Sullivan and his counterparts from Israel, Bahrain and the United Arab Emirates — Tzachi Hanegbi, Nasser bin Hamad Al Khalifa and Sheikh Tahnoun bin Zayed Al Nahyan — held a Zoom meeting on how to advance regional issues in the areas of clean energy, emerging technology, regional security, and commercial relations.
They also discussed the Negev Forum, which also includes Morocco and Egypt as well as the I2U2, which is the Israel, India, US and UAE partnership.
The White House said that, "Sullivan underscored President Biden’s commitment to promoting a more integrated, prosperous, and secure Middle East region with benefits for all of its people."
Separately Cohen held his first conversation with his Egyptian counterpart Sameh Shoukry, which signed a peace deal with Israel in 1979. It was the first country to do so, but cooperation has not been maximized and there is a push to expand relations.
Cohen praised the conversation between them as "excellent" and said, "we agreed to strengthen our bilateral relations to maintain regional stability.
"Following my visit to Egypt about two years ago, which led to the opening of flights to Sharm el-Sheikh and an increase in the volume of economic trade, we agreed to promote further steps to increase the number of flights and expand economic ties," Cohen tweeted.
The meeting is held amid Israeli-Palestinian tensions
Sullivan arrived amid tensions between the Biden administration and Israel over its the new government's judicial overhaul, potential issues in its treatment of minorities and women, as well as its stance in support of settlement growth and against a Palestinian state.
The White House hinted at the discord hen it said that "in all of his meetings, Mr. Sullivan recalled that the United States’ longstanding partnership with Israel, which celebrates its 75th anniversary this year, is built on mutual interests and democratic values.
"Sullivan stressed that the Administration will continue to support the two-state solution, and will discourage policies that endanger its viability," the White House said.
It added that "Sullivan underscored the urgency of avoiding unilateral steps by any party that could inflame tensions on the ground, with special attention to maintaining the historic status quo with respect to the holy places in Jerusalem."
"I have known President Biden for 40 years as a great friend of Israel and I know how much he trusts you in matters of national security.

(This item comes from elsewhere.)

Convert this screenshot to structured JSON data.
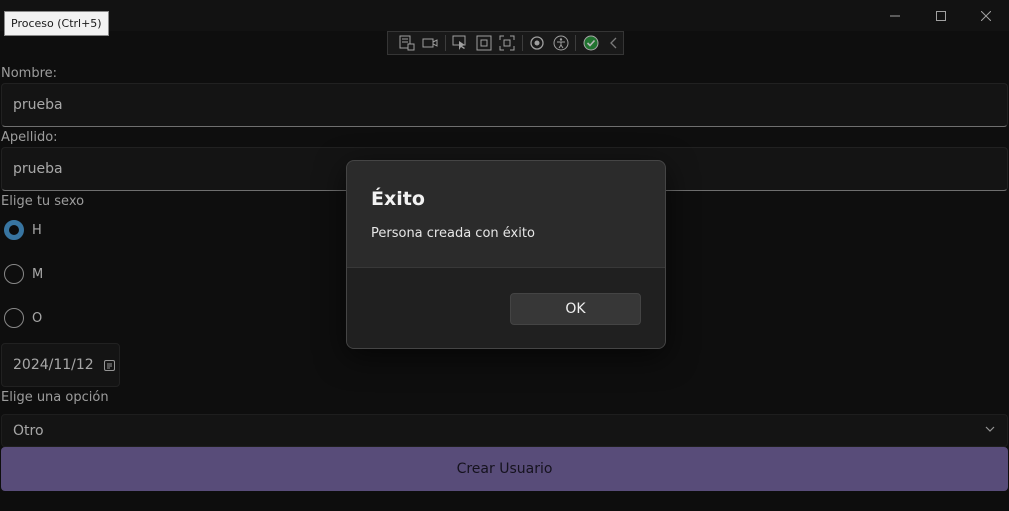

"You should know that we see you as a trusted partner in matters of assuring security and of course advancing peace. Today you come at a special time because we have acute challenges to our security and vast opportunities for peace.
Israel took time to explain to Sullivan its decision to level financial sanctions on the Palestinian Authority and to halt Palestinian construction in Area C of the West Bank, which is under IDF military and civilian control.
The move came in response to the PA's successful campaign that culminated last month in UN General Assembly to request from the International Court of justice for an advisory opinion on the illegality of the "occupation."
Netanyahu told Sullivan that the Palestinian push for an ICJ opinion was a direct attack against the Jewish state that justified its response.
Participants in an expanded meeting included Strategic Affairs Minister Ron Dermer, Netanyahu's Chief of Staff Tzachi Braverman, National Security Adviser Tzachi Hanegbi, Israeli Ambassador to the US Mike Herzog, Deputy Assistant to Biden Brett McGurk and US Ambassador to Israel Thomas Nides.